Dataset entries
═══

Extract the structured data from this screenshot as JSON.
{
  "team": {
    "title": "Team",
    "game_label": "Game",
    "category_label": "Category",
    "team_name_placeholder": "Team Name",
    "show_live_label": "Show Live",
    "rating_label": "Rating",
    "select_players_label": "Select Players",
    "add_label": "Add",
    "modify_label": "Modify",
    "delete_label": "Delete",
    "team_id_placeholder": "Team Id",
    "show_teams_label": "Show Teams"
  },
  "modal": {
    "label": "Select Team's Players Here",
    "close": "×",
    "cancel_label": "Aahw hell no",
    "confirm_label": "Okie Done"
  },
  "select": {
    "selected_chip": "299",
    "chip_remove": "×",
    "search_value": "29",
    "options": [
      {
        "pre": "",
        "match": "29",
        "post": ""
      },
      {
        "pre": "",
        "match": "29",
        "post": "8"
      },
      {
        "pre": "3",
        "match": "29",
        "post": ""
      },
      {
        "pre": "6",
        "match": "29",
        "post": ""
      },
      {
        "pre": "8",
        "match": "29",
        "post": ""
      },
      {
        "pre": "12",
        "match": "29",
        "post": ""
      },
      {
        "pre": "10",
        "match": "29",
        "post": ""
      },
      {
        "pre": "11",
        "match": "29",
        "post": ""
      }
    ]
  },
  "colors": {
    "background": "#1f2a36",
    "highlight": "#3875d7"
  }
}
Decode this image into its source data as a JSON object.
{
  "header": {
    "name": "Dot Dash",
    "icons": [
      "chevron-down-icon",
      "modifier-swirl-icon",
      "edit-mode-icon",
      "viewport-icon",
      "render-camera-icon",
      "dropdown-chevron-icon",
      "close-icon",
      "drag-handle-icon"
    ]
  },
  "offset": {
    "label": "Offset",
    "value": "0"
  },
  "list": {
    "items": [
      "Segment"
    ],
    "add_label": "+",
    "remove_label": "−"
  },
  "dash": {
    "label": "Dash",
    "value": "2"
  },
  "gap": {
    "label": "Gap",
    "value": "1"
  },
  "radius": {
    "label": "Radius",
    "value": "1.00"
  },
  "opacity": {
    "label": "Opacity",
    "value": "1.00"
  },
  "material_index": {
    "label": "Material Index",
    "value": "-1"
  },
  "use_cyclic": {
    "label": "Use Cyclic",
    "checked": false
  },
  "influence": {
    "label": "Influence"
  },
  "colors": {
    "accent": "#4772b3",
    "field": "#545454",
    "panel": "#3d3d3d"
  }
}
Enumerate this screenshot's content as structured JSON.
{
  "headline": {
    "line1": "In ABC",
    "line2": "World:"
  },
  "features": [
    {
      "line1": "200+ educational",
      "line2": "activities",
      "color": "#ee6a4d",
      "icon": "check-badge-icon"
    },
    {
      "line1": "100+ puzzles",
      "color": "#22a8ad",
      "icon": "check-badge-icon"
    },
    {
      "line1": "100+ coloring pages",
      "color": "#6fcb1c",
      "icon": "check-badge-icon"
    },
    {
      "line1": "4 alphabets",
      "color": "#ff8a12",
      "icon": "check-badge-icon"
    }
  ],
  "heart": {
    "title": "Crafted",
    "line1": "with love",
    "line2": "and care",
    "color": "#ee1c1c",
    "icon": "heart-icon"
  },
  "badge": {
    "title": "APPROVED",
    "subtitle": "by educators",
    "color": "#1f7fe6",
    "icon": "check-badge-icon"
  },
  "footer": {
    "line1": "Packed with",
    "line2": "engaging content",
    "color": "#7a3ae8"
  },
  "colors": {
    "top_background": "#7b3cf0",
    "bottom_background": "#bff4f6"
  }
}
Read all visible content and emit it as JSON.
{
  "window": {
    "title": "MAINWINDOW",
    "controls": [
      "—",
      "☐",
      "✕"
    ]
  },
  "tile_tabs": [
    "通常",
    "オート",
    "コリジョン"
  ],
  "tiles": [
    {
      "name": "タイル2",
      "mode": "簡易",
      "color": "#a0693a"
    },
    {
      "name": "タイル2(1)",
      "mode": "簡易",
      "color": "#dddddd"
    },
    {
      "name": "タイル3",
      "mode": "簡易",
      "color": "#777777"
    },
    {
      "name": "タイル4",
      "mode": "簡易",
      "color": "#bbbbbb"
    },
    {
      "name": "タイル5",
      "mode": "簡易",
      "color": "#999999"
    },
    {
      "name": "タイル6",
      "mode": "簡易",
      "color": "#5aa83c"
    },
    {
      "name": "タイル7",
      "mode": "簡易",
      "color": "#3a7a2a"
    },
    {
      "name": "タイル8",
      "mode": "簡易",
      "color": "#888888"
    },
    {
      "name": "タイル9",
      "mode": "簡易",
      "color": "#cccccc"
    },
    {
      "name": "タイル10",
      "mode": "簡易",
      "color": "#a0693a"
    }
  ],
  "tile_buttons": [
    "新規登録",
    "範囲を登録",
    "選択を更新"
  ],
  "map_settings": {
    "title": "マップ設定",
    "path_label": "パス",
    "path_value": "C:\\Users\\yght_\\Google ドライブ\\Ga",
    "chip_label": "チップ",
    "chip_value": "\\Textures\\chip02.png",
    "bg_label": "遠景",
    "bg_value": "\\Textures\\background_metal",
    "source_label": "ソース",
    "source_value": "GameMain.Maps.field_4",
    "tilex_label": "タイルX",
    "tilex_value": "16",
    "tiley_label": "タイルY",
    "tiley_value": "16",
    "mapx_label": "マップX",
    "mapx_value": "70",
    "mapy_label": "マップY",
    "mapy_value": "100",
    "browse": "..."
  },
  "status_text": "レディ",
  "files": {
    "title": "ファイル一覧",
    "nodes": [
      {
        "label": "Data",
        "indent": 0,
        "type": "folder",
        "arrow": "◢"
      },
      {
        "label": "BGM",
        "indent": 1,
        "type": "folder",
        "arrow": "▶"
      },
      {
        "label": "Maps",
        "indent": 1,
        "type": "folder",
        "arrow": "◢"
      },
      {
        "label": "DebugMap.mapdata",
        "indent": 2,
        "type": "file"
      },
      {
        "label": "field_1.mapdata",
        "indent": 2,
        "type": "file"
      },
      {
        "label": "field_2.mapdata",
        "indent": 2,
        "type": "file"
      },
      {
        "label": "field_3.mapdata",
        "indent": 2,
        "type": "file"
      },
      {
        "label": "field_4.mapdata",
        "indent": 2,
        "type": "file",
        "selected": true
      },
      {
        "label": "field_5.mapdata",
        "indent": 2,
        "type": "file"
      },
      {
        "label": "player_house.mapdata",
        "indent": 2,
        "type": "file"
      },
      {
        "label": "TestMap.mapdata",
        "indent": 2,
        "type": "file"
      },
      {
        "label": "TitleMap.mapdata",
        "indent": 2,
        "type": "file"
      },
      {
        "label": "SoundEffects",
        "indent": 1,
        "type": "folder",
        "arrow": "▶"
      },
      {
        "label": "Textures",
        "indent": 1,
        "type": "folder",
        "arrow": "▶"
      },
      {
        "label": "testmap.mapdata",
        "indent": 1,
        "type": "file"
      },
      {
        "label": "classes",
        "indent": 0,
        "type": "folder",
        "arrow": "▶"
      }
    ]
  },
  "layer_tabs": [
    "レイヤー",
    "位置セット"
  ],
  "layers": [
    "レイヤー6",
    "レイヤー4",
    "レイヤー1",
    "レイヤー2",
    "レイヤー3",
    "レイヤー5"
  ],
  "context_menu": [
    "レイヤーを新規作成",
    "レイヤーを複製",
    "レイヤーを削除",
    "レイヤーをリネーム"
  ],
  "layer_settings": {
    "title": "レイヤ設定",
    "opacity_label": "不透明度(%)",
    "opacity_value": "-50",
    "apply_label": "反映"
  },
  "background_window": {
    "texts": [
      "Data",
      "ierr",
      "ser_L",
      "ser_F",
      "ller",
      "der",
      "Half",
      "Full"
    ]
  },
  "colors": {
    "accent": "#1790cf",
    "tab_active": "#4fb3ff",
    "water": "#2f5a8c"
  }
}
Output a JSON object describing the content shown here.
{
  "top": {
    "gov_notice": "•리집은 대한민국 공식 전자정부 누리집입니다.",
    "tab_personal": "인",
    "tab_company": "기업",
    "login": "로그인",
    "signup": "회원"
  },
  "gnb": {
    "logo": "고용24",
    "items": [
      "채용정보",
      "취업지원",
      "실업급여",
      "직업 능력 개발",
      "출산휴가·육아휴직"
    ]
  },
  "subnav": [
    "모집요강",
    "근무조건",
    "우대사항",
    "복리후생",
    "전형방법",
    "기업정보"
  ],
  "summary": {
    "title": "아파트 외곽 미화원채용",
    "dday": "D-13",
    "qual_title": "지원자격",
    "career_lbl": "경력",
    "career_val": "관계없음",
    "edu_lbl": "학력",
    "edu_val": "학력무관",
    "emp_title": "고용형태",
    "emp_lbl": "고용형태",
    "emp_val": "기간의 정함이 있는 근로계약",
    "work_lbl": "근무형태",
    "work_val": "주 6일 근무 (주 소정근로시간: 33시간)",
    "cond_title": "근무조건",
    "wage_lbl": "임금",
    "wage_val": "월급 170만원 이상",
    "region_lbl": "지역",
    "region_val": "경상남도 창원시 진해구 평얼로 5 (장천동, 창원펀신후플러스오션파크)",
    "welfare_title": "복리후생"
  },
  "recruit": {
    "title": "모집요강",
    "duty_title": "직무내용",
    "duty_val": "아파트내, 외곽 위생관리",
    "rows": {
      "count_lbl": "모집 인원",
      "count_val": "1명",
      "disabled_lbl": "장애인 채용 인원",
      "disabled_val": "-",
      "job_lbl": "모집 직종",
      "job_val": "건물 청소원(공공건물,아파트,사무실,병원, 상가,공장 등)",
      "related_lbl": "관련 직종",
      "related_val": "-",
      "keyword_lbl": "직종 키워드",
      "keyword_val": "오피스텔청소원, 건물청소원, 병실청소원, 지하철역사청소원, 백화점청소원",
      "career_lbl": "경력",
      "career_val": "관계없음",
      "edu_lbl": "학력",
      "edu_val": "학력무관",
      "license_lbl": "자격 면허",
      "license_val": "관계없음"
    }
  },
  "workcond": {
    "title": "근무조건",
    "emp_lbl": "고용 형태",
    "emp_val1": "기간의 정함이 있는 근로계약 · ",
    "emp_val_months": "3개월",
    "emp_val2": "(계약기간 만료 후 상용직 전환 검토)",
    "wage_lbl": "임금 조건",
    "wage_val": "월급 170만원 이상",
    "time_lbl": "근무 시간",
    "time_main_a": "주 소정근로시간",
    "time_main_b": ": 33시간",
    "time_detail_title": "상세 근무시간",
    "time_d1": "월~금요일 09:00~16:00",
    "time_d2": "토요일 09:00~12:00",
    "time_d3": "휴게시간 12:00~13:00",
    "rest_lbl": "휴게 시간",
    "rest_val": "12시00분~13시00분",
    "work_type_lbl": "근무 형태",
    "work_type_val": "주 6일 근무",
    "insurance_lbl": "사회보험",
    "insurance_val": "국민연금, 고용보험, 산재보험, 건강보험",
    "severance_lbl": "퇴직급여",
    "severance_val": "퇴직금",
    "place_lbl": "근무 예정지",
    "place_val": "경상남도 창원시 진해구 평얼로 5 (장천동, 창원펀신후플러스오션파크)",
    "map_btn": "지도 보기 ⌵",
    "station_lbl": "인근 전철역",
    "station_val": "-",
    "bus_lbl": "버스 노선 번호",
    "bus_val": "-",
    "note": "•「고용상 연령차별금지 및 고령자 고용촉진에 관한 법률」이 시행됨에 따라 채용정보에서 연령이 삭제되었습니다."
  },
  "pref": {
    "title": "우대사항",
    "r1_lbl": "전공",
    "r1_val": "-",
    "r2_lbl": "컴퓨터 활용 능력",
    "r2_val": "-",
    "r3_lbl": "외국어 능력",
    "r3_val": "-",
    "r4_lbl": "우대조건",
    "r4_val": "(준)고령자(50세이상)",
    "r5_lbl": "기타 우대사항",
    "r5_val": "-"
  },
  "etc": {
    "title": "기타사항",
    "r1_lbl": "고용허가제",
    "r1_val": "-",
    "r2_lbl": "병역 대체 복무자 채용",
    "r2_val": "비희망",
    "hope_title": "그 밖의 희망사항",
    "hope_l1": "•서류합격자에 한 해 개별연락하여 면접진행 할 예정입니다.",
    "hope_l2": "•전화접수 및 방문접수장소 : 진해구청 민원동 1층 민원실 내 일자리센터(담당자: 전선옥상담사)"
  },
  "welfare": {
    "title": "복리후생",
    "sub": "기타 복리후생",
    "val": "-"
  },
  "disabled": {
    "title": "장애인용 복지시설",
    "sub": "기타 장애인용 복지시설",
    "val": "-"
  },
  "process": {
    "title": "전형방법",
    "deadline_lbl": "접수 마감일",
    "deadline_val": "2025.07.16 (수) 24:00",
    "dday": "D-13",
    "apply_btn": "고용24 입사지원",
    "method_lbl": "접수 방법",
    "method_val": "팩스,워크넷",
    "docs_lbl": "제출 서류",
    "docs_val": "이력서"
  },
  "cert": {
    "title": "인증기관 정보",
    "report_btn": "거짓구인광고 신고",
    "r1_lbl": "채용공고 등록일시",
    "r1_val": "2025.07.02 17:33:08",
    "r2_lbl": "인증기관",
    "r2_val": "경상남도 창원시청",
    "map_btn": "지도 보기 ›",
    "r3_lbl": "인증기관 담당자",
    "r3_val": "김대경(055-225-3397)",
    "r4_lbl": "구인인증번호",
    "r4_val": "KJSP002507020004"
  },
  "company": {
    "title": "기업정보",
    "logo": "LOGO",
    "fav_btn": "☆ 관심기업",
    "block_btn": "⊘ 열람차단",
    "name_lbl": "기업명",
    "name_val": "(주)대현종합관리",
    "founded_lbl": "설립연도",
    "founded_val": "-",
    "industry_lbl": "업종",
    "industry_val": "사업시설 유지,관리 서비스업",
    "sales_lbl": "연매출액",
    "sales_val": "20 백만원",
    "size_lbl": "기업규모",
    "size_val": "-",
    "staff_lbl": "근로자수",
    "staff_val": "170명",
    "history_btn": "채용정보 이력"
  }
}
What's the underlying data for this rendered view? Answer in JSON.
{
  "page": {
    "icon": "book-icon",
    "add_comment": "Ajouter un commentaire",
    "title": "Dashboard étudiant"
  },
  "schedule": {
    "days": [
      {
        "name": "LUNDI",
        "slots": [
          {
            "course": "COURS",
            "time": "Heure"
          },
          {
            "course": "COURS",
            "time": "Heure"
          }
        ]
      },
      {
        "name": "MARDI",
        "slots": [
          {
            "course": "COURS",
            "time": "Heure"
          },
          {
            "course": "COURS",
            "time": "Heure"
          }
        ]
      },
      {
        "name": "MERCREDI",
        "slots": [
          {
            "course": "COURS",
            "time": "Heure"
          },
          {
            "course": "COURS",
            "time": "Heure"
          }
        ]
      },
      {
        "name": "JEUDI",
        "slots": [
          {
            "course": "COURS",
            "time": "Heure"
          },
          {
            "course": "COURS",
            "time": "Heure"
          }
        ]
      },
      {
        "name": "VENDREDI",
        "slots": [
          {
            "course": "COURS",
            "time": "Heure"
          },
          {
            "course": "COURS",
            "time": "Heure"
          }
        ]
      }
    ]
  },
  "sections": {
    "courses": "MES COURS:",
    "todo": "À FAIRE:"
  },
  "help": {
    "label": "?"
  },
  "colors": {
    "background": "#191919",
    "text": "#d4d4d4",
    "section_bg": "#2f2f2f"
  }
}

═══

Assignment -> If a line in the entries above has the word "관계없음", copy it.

Result below ->
    "career_val": "관계없음",
      "career_val": "관계없음",
      "license_val": "관계없음"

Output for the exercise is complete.